At the end of Paul’s ministry, we find people coming to him where he was living, and he was “explaining, solemnly testifying, and persuading people about Jesus…preaching the Kingdom and teaching about the Lord Jesus.”  Again, it was more than a one-hour preach/monologue or a class; it was a way of life in their interactions.  Again, consider the Greek words and definitions.

  • Acts 28:30-31  And Paul dwelt two whole years in his own hired house, and received all that came in unto him,  (31)  Preaching (G2784 kērussō “to proclaim openly”) the kingdom of God, and teaching (G1321 didaskō “to hold a discourse with others in order to instruct them”) those things which concern the Lord Jesus Christ, with all confidence, no man forbidding him.

Peter gives similar instruction

We see a similar idea regarding the ministry of the word with Peter as he gives instructions about employing our unique giftings, including speaking God’s word.  Consider the Greek words and definitions.

  • 1 Peter 4:10-11  As each one has received a special gift, employ it in serving one another as good stewards of the manifold grace of God.  (11)  Whoever speaks (Gk G2980 Laleo, used 295 times in the NT which means “to talk, to tell, to utter”) is to do so as one who is speaking the utterances (Gk G3051 Logion “the brief utterance, oracle, of a divine revelation in response to a question”) of God; whoever serves is to do so as one who is serving by the strength which God supplies; so that in all things God may be glorified through Jesus Christ. 

Again, this includes interactive ministry of the word, causing an amplifying of thought, responding to questions, and explaining the word more thoroughly to people.

This is how Jesus did it.

This is how Jesus did it when He walked on earth with the disciples.  He used different settings, circumstances, and types of communication to expound God’s word.  It was not just a monologue in a “preaching” setting but a way of life expounding and applying God’s truth in a variety of applications as they walked together.

Three reasons why is it essential for leaders to expand the ideas of the “ministry of the word” to include these types of approaches?  

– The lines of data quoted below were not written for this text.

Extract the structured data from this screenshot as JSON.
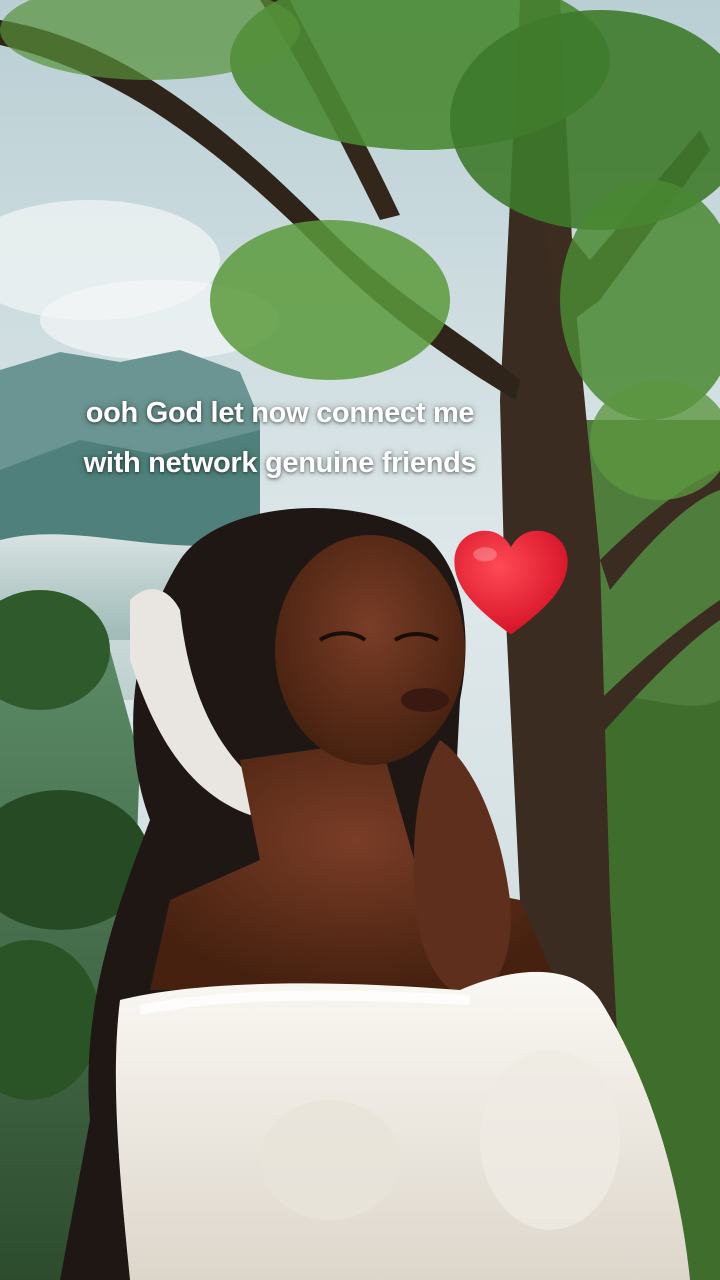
{
  "caption": {
    "line1": "ooh God let now connect me",
    "line2": "with network genuine friends"
  },
  "icons": {
    "heart": "red-heart-icon"
  },
  "colors": {
    "sky": "#cfe0e4",
    "mountain": "#5d8a86",
    "mist": "#dfe9ea",
    "foliage": "#3f7a2f",
    "trunk": "#3a2c20",
    "skin": "#5a2e1f",
    "hair": "#1e1714",
    "blouse": "#f2efe9",
    "heart": "#e0122a"
  }
}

1. These interactions cause a deeper/fuller understanding and application of God’s word.   In these types of engagements, Christians gain broader insights, learn from others, and resolve many questions/problems in understanding and applying His word.

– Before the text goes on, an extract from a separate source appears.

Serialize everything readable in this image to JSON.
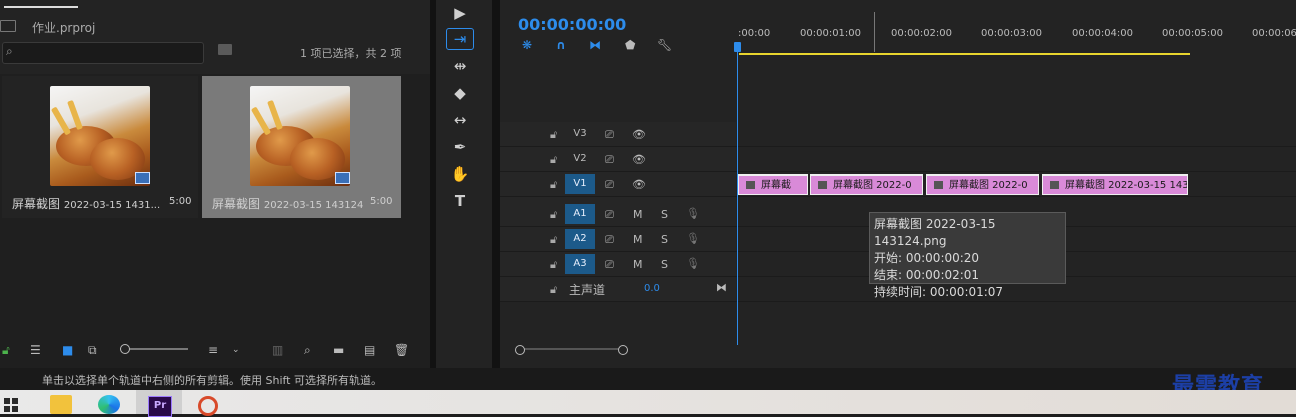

2. We get to experience “We have the mind of Christ” 1 Corinthians 2:16, in which we gain a fuller revelation of God and His truth.  Why? Because by ourselves, we only see His word through our own eyes, experiences, and mental processes.  The benefit of others’ perspectives and experiences helps us gain a broader perspective of God.

3. It fosters unity, allows people to gain greater perspectives, answers many questions, and dispels false ideas.    As people share their questions, views, struggles, and triumphs, they are sharpened in their own understanding and there comes a greater breadth of the application of His word.  It tends to have the effect of Spiritually “scratching the itch” of each person to develop a deeper understanding of and application of God’s word.

May God’s people explore the Biblical variety of learning and applying His word.  May leaders incorporate a broader approach of expounding His word. As we do, more of our inner questions will be answered, errors will be dispelled, and we will become better “equipped” (Ephesians 4:11)  to understand and put God’s word into practice in our everyday lives.